The 4th Dimension (2006): B

A rundown of The 4th Dimension's stylistic traits would suggest little more than a hodgepodge of Polanski, Aronofsky, and Lynch, but the reality is that the debut of directorial team Tom Mattera and David Mazzoni—while obviously indebted to such cinematic forbearers—is an accomplished work indicative of a unique cinematic vision. Its title referring to the realm of existence in which time becomes a tangible element, the film exists mostly within the mental head space of its main character Jack Emitni (Louis Morabito), an OCD-stricken individual obsessed with the manipulation of time, emotionally paralyzed after suffering a devastating loss as a child. Although the film would seem to engage in some of the mumbo-gumbo philosophizing that passes for true existentialism in far too many works of art, The 4th Dimension prevails for both its overall lack of pretension, as well as a more implicit approach to such psychological mind games, verbal clarification taking a backseat to a mise en scène of eerie sights and sounds.
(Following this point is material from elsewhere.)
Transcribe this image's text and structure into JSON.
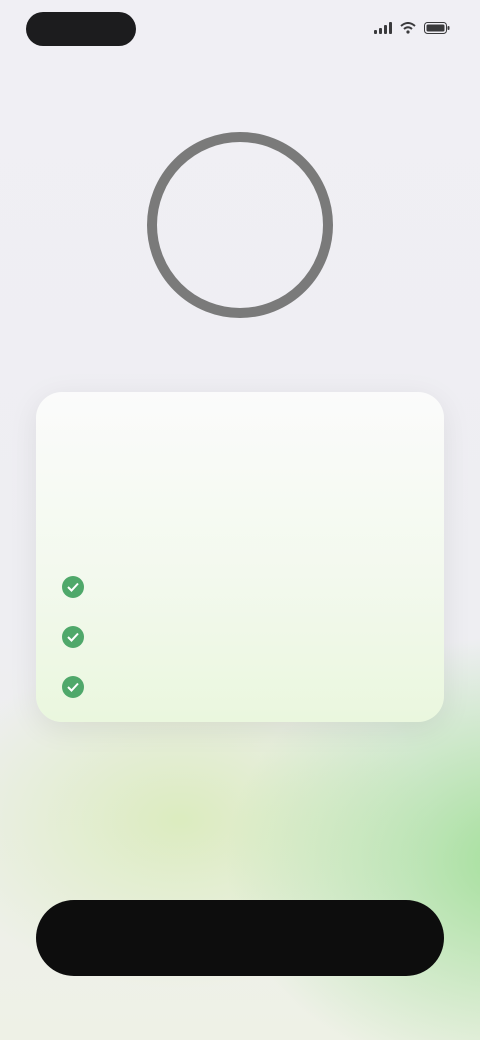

Jack returns again and again to lost moments of his life much in the same way that he compulsively washes his hands, haunted by thoughts, memories, and a mysterious femme fatale with a timepiece in need of repair. Although the film isn't an unqualified success—Eraserhead this is not—its many virtues suggest that, were it for but a more flexible shooting budget, its core elements could have been embellished into something resembling a masterwork. Such as it is, the film's low-budget black and white look is a hit-and-miss affair, too often rendering its images flat, though while simultaneously achieving a handful of astounding, miniaturized power shots, contrasting blacks and whites with awesome precision and in the process creating a truly palpable sense of dread. The carefully placed use of wide shots, disembodied long takes and delectably framed close-ups suggest a presence well learned in style and substance, and while several of the single-take sequences would have benefited from a more loquacious pacing, there are enough awe-inspiring ones to signify a creative force to be reckoned with, transforming otherwise throwaway moments—the fetching of keys, the descent of a staircase, the approach to a secluded house—into epochs of haunted house madness. The remainder of the film's limitations, then—overly actor-y performances by some of the supporting cast and the occasionally repetitious visual metaphor—seem implicit with its homegrown indie roots. Given The 4th Dimension's numerous strengths, one can only hope that future efforts see the directors completely freeing themselves of such weighty narrative expectations.